Consider your goals in any area.  It’s all about how you think about things.  In most cases, a reframe to a get better mentality, much like a growth mindset, will keep you moving and give you a much happier ride.
GettingBetter.  The Beatles.

Saturday, July 2, 2011

Real Men Get Healthy…And It’s Not Just for Men

Men don’t see to their health the way women do.  It’s just a fact.  That means they don’t get screenings they need and don’t get go to a doctor for health problems they notice.  No, not all men, but too many.  There are many reasons including the idea that it’s not macho to ask for help, that it fits with the higher risk-taking seen among men and that it’s related to emotional suppression.

Men who are self-reliant, real men perhaps, tend to take better charge of their health.  It’s not self-reliant as in doing everything on your own, it’s more like knowing you need to take control, because no one else will.

Women are not immune to some of these same difficulties.  I’m the first to admit that I can be too macho at times.  Witness me forcing that yoga pose that my body is really not ready for.  Ditto suppressing difficult emotions and taking undue risk.

What’s a man or woman to do?

*Everyone worries about their health, male or female.  It’s okay to have appropriate concern and take appropriate steps like…

*Checking with your doctor about things you might need to do.  Don’t have a doctor?  Get one.  Read about health screening you might need.  Consider your family history and  look more closely at screenings for diseases present in your family.

*Learning more about how to stay healthy whether male or female.

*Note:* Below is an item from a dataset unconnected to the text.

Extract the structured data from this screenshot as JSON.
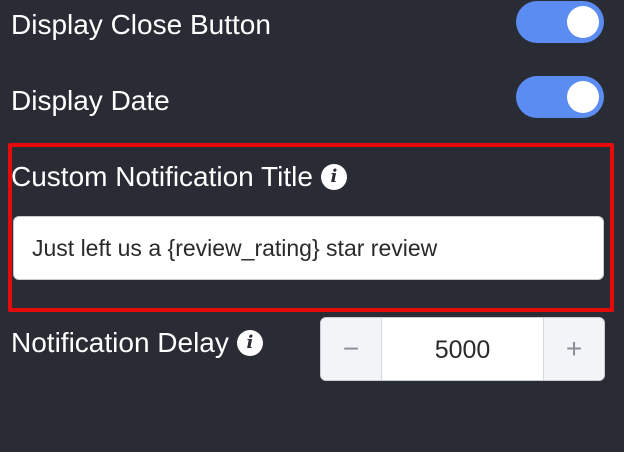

*Make a plan for your health maintenance by having reminders in your calendar (which is probably electronic so you can plan ahead for the next 50 years or so) and be clear on your intention to stick to the plan.

*Take control and use your grit.  You can only be there for your family, friends or work if you’re healthy.

I’ve written before about healthy life styles.  I’m not saying it’s all about seeing doctors and taking tests.  It’s also about learning and being active in your own healthcare.  It doesn’t have to be new year’s to make a resolution.  How about it?  Be manly.  Take one step to be more in charge of your health today.